─── RECORDS SHOWN ───

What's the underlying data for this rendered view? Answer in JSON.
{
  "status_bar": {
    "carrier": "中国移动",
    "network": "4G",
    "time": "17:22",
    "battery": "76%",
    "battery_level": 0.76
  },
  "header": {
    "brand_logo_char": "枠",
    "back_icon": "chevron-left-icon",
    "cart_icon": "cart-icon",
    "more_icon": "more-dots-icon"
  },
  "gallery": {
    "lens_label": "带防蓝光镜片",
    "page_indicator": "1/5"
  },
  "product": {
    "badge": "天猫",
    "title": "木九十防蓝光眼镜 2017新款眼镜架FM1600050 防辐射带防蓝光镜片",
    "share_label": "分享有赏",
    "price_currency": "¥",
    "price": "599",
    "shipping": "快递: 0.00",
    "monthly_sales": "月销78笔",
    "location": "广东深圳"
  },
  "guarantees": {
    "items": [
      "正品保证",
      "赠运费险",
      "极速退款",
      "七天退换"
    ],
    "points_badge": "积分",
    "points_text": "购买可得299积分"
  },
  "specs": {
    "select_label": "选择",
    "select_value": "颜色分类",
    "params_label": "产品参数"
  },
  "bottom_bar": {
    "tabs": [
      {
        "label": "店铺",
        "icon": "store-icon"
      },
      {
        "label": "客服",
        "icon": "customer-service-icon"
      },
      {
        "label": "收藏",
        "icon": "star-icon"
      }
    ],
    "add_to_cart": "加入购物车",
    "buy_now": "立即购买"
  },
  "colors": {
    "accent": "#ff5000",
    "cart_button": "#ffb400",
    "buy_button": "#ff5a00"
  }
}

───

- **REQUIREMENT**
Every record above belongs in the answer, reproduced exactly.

- **RESULT FOR THIS TASK**
What's the underlying data for this rendered view? Answer in JSON.
{
  "status_bar": {
    "carrier": "中国移动",
    "network": "4G",
    "time": "17:22",
    "battery": "76%",
    "battery_level": 0.76
  },
  "header": {
    "brand_logo_char": "枠",
    "back_icon": "chevron-left-icon",
    "cart_icon": "cart-icon",
    "more_icon": "more-dots-icon"
  },
  "gallery": {
    "lens_label": "带防蓝光镜片",
    "page_indicator": "1/5"
  },
  "product": {
    "badge": "天猫",
    "title": "木九十防蓝光眼镜 2017新款眼镜架FM1600050 防辐射带防蓝光镜片",
    "share_label": "分享有赏",
    "price_currency": "¥",
    "price": "599",
    "shipping": "快递: 0.00",
    "monthly_sales": "月销78笔",
    "location": "广东深圳"
  },
  "guarantees": {
    "items": [
      "正品保证",
      "赠运费险",
      "极速退款",
      "七天退换"
    ],
    "points_badge": "积分",
    "points_text": "购买可得299积分"
  },
  "specs": {
    "select_label": "选择",
    "select_value": "颜色分类",
    "params_label": "产品参数"
  },
  "bottom_bar": {
    "tabs": [
      {
        "label": "店铺",
        "icon": "store-icon"
      },
      {
        "label": "客服",
        "icon": "customer-service-icon"
      },
      {
        "label": "收藏",
        "icon": "star-icon"
      }
    ],
    "add_to_cart": "加入购物车",
    "buy_now": "立即购买"
  },
  "colors": {
    "accent": "#ff5000",
    "cart_button": "#ffb400",
    "buy_button": "#ff5a00"
  }
}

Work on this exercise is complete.